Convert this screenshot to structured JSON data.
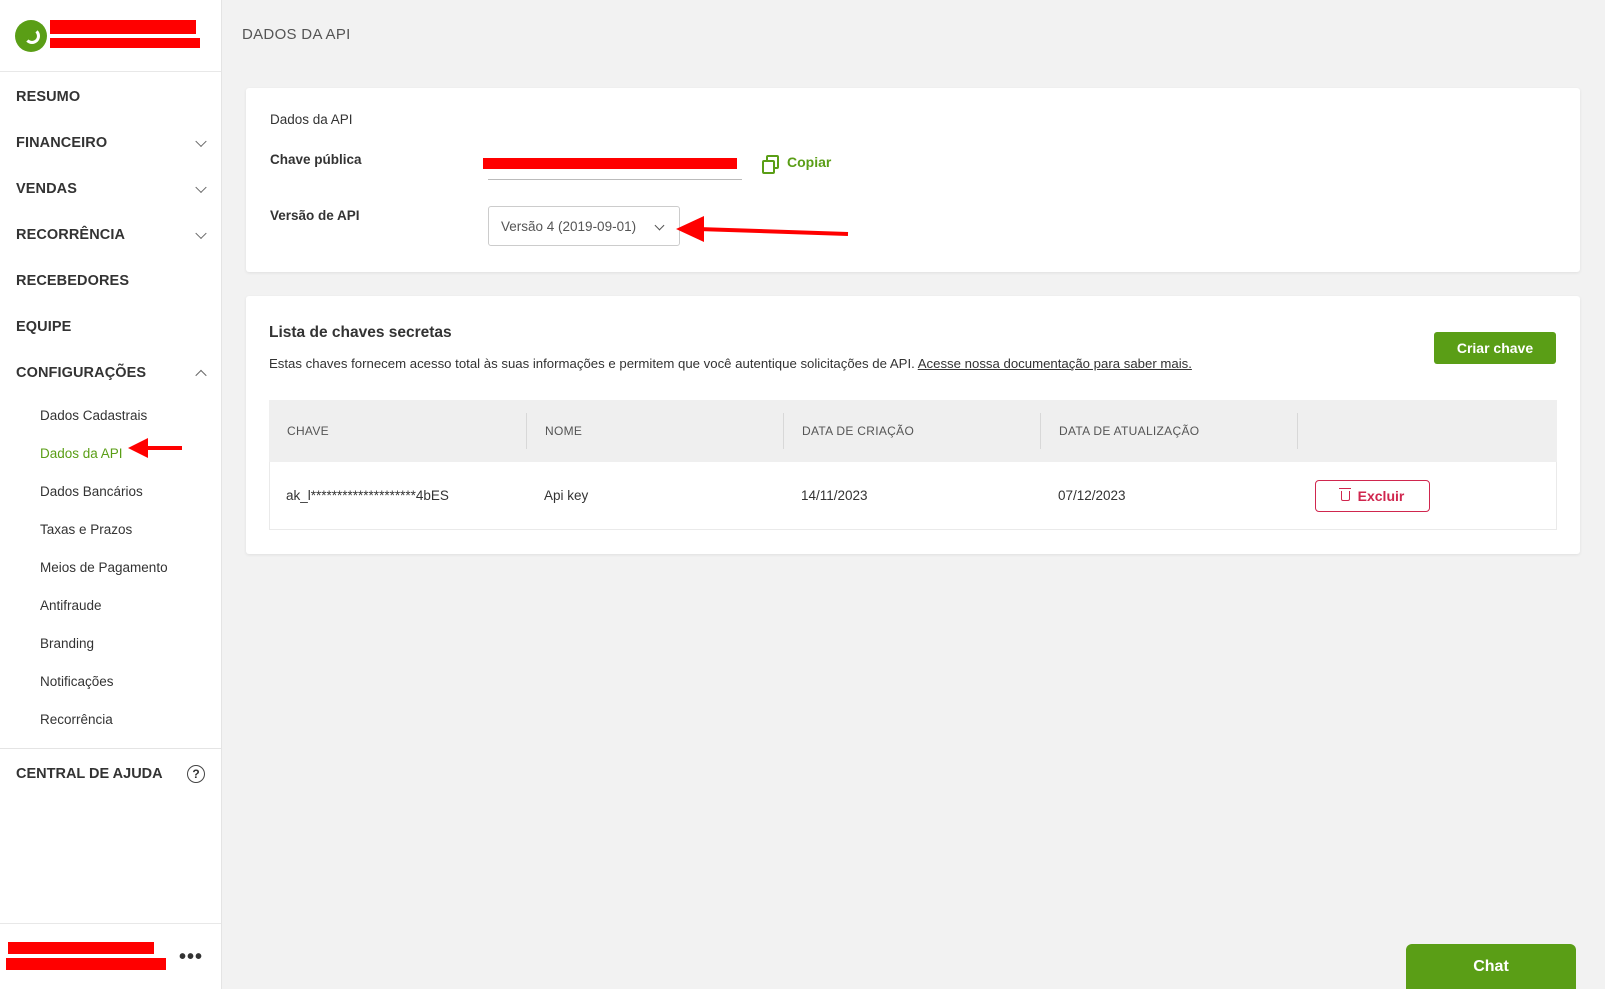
{
  "page": {
    "title": "DADOS DA API"
  },
  "sidebar": {
    "items": [
      {
        "label": "RESUMO"
      },
      {
        "label": "FINANCEIRO"
      },
      {
        "label": "VENDAS"
      },
      {
        "label": "RECORRÊNCIA"
      },
      {
        "label": "RECEBEDORES"
      },
      {
        "label": "EQUIPE"
      },
      {
        "label": "CONFIGURAÇÕES"
      }
    ],
    "sub_items": [
      {
        "label": "Dados Cadastrais"
      },
      {
        "label": "Dados da API"
      },
      {
        "label": "Dados Bancários"
      },
      {
        "label": "Taxas e Prazos"
      },
      {
        "label": "Meios de Pagamento"
      },
      {
        "label": "Antifraude"
      },
      {
        "label": "Branding"
      },
      {
        "label": "Notificações"
      },
      {
        "label": "Recorrência"
      }
    ],
    "help_label": "CENTRAL DE AJUDA",
    "help_icon": "?",
    "more_label": "•••"
  },
  "api_card": {
    "heading": "Dados da API",
    "public_key_label": "Chave pública",
    "copy_label": "Copiar",
    "version_label": "Versão de API",
    "version_value": "Versão 4 (2019-09-01)"
  },
  "secret_keys": {
    "title": "Lista de chaves secretas",
    "description": "Estas chaves fornecem acesso total às suas informações e permitem que você autentique solicitações de API. ",
    "doc_link": "Acesse nossa documentação para saber mais.",
    "create_label": "Criar chave",
    "columns": [
      "CHAVE",
      "NOME",
      "DATA DE CRIAÇÃO",
      "DATA DE ATUALIZAÇÃO"
    ],
    "rows": [
      {
        "key": "ak_l********************4bES",
        "name": "Api key",
        "created": "14/11/2023",
        "updated": "07/12/2023",
        "action": "Excluir"
      }
    ]
  },
  "chat": {
    "label": "Chat"
  },
  "colors": {
    "brand": "#5a9e16",
    "danger": "#d0264e",
    "annotation": "#ff0000"
  }
}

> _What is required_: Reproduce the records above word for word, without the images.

> _Solution_:
Convert this screenshot to structured JSON data.
{
  "page": {
    "title": "DADOS DA API"
  },
  "sidebar": {
    "items": [
      {
        "label": "RESUMO"
      },
      {
        "label": "FINANCEIRO"
      },
      {
        "label": "VENDAS"
      },
      {
        "label": "RECORRÊNCIA"
      },
      {
        "label": "RECEBEDORES"
      },
      {
        "label": "EQUIPE"
      },
      {
        "label": "CONFIGURAÇÕES"
      }
    ],
    "sub_items": [
      {
        "label": "Dados Cadastrais"
      },
      {
        "label": "Dados da API"
      },
      {
        "label": "Dados Bancários"
      },
      {
        "label": "Taxas e Prazos"
      },
      {
        "label": "Meios de Pagamento"
      },
      {
        "label": "Antifraude"
      },
      {
        "label": "Branding"
      },
      {
        "label": "Notificações"
      },
      {
        "label": "Recorrência"
      }
    ],
    "help_label": "CENTRAL DE AJUDA",
    "help_icon": "?",
    "more_label": "•••"
  },
  "api_card": {
    "heading": "Dados da API",
    "public_key_label": "Chave pública",
    "copy_label": "Copiar",
    "version_label": "Versão de API",
    "version_value": "Versão 4 (2019-09-01)"
  },
  "secret_keys": {
    "title": "Lista de chaves secretas",
    "description": "Estas chaves fornecem acesso total às suas informações e permitem que você autentique solicitações de API. ",
    "doc_link": "Acesse nossa documentação para saber mais.",
    "create_label": "Criar chave",
    "columns": [
      "CHAVE",
      "NOME",
      "DATA DE CRIAÇÃO",
      "DATA DE ATUALIZAÇÃO"
    ],
    "rows": [
      {
        "key": "ak_l********************4bES",
        "name": "Api key",
        "created": "14/11/2023",
        "updated": "07/12/2023",
        "action": "Excluir"
      }
    ]
  },
  "chat": {
    "label": "Chat"
  },
  "colors": {
    "brand": "#5a9e16",
    "danger": "#d0264e",
    "annotation": "#ff0000"
  }
}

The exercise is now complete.